In New York, activist Brenda Howard, who is bi, came up with the idea to have a week-long celebration surrounding the commemoration of The Stonewall Riots. She was part of a group who planned the march in New York City and Brenda was pivotal in making certain the marching event happened and was a success. Because of her efforts she is credited as being “The Mother of Pride.” We have her to thank for this time of year where we get to celebrate us being our authentic selves. In fact, she, along with fellow bi activist Stephen Donaldson (known as Donny the Punk) and gay activist L. Craig Schoonmaker, also popularized the word ‘Pride’ to describe these festivities. So the history of Pride is definitely a bi one.

So, this month, not only can we celebrate our own bisexuality but also the bi activists who paved the way for our being able to celebrate it today, in the US and abroad. You may be open with your sexuality, you may have only told a few close friends or family members, or you might be so deep in the closet you don’t even know that we have bi pride colors to represent us. So, perhaps you don’t have a clue as to how to celebrate Pride Month.

Here are five ways in which you, as a bi person, can celebrate Pride:

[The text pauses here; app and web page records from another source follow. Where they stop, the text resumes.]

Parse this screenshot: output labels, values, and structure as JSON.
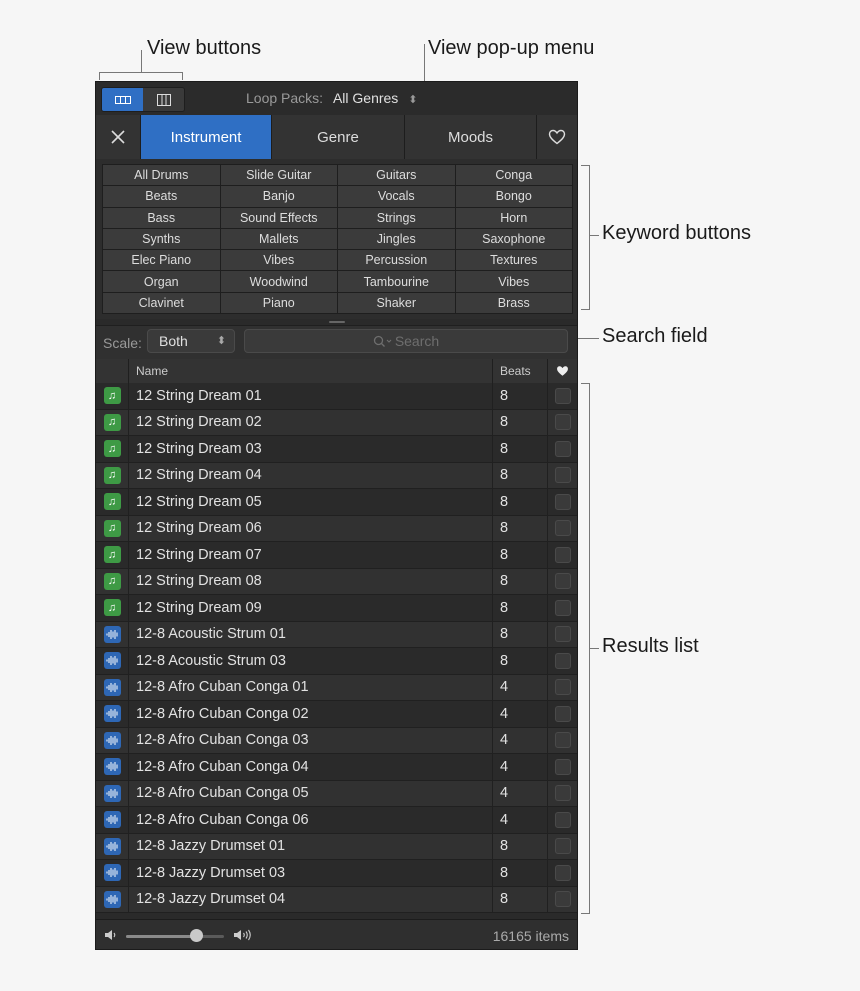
{
  "callouts": {
    "view_buttons": "View buttons",
    "view_popup": "View pop-up menu",
    "keyword_buttons": "Keyword buttons",
    "search_field": "Search field",
    "results_list": "Results list"
  },
  "topbar": {
    "loop_packs_label": "Loop Packs:",
    "loop_packs_value": "All Genres"
  },
  "tabs": [
    "Instrument",
    "Genre",
    "Moods"
  ],
  "keywords": [
    [
      "All Drums",
      "Slide Guitar",
      "Guitars",
      "Conga"
    ],
    [
      "Beats",
      "Banjo",
      "Vocals",
      "Bongo"
    ],
    [
      "Bass",
      "Sound Effects",
      "Strings",
      "Horn"
    ],
    [
      "Synths",
      "Mallets",
      "Jingles",
      "Saxophone"
    ],
    [
      "Elec Piano",
      "Vibes",
      "Percussion",
      "Textures"
    ],
    [
      "Organ",
      "Woodwind",
      "Tambourine",
      "Vibes"
    ],
    [
      "Clavinet",
      "Piano",
      "Shaker",
      "Brass"
    ]
  ],
  "search": {
    "scale_label": "Scale:",
    "scale_value": "Both",
    "placeholder": "Search"
  },
  "columns": {
    "name": "Name",
    "beats": "Beats"
  },
  "rows": [
    {
      "icon": "midi",
      "name": "12 String Dream 01",
      "beats": "8"
    },
    {
      "icon": "midi",
      "name": "12 String Dream 02",
      "beats": "8"
    },
    {
      "icon": "midi",
      "name": "12 String Dream 03",
      "beats": "8"
    },
    {
      "icon": "midi",
      "name": "12 String Dream 04",
      "beats": "8"
    },
    {
      "icon": "midi",
      "name": "12 String Dream 05",
      "beats": "8"
    },
    {
      "icon": "midi",
      "name": "12 String Dream 06",
      "beats": "8"
    },
    {
      "icon": "midi",
      "name": "12 String Dream 07",
      "beats": "8"
    },
    {
      "icon": "midi",
      "name": "12 String Dream 08",
      "beats": "8"
    },
    {
      "icon": "midi",
      "name": "12 String Dream 09",
      "beats": "8"
    },
    {
      "icon": "audio",
      "name": "12-8 Acoustic Strum 01",
      "beats": "8"
    },
    {
      "icon": "audio",
      "name": "12-8 Acoustic Strum 03",
      "beats": "8"
    },
    {
      "icon": "audio",
      "name": "12-8 Afro Cuban Conga 01",
      "beats": "4"
    },
    {
      "icon": "audio",
      "name": "12-8 Afro Cuban Conga 02",
      "beats": "4"
    },
    {
      "icon": "audio",
      "name": "12-8 Afro Cuban Conga 03",
      "beats": "4"
    },
    {
      "icon": "audio",
      "name": "12-8 Afro Cuban Conga 04",
      "beats": "4"
    },
    {
      "icon": "audio",
      "name": "12-8 Afro Cuban Conga 05",
      "beats": "4"
    },
    {
      "icon": "audio",
      "name": "12-8 Afro Cuban Conga 06",
      "beats": "4"
    },
    {
      "icon": "audio",
      "name": "12-8 Jazzy Drumset 01",
      "beats": "8"
    },
    {
      "icon": "audio",
      "name": "12-8 Jazzy Drumset 03",
      "beats": "8"
    },
    {
      "icon": "audio",
      "name": "12-8 Jazzy Drumset 04",
      "beats": "8"
    }
  ],
  "footer": {
    "volume_level": 0.72,
    "count": "16165 items"
  },
  "colors": {
    "accent": "#2f6fc4",
    "midi_icon": "#3e9a45",
    "audio_icon": "#2e67b5"
  }
}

  1. If you are on social media sites, such as Twitter and Facebook, tweet and post often during Pride Month about your bisexuality. If you are not out, what a great time to finally come out. Share stories about bi people around the world. Write a blog post or two about bi issues. Don’t forget to add hashtags about your sexuality and about the month’s festivities.
  2. Find a local bi organization near you and see if they are having an event this month and then go to it. You can meet other people similar to you and share your experiences. If there isn’t a bi organizations near you, maybe try an LGBT center and get involved with them and their celebration. If you’re lucky enough to have a Pride Festival and Parade occurring near you, make it a priority to attend and show that you are visible as a bi person.
  3. When you attend these events or at any point during the month, try to wear colors reflecting the bi pride flag. They don’t have to be spot on, but the bi colors are pink, violet, and blue. Feel free to mix this up with rainbows, an ace flag, or whatever other way you wish to celebrate your identity and your orientation.
  4. If you are straight but identify as heteroflexible, open, or curious, Fluid Array Foundation, suggests you dress in a dark orange or vermilion to show your pride, especially if you are in the closet. The color represents magma and lava and although they are just as fluid as any sexuality, heteroflexible people are often more slow-moving (like lava) when it comes to being out to the world. Most of the world doesn’t know this is a color option for more straight leaning people on the bi spectrum who are in the closet, so it’s completely discreet. Don’t be afraid to shine in that orange!
  5. Be Proud! Maybe you do it quietly in your room, with a select group of friends, or by declaring it loudly in front of thousands.

Yes, it can be hard to be an LGBT person in this world. Yes, it may seem even harder to be bi, but this is a time to reflect on all the things about you and your sexuality that you deem valuable and precious. Ask yourself what you love about your sexuality. Embrace your bisexuality and remember those that have braved through a cold, stagnant world to enable us and our fluidity to flow outward and openly. Radiate all those good feelings you have about being bi; all those memories of being in love that make you beam. It’s Pride Month!

Greg Ward
Gregory Ward was born and raised in Phoenix, Arizona where he resides today. He spends his time bringing awareness to the local scene and helping bi folk. He loves movies, astronomy, and the Irish language. He founded Fluid Arizona which is an active bi+ community that can be found on Facebook and Twitter, and is a big proponent of the #stillbisexual campaign.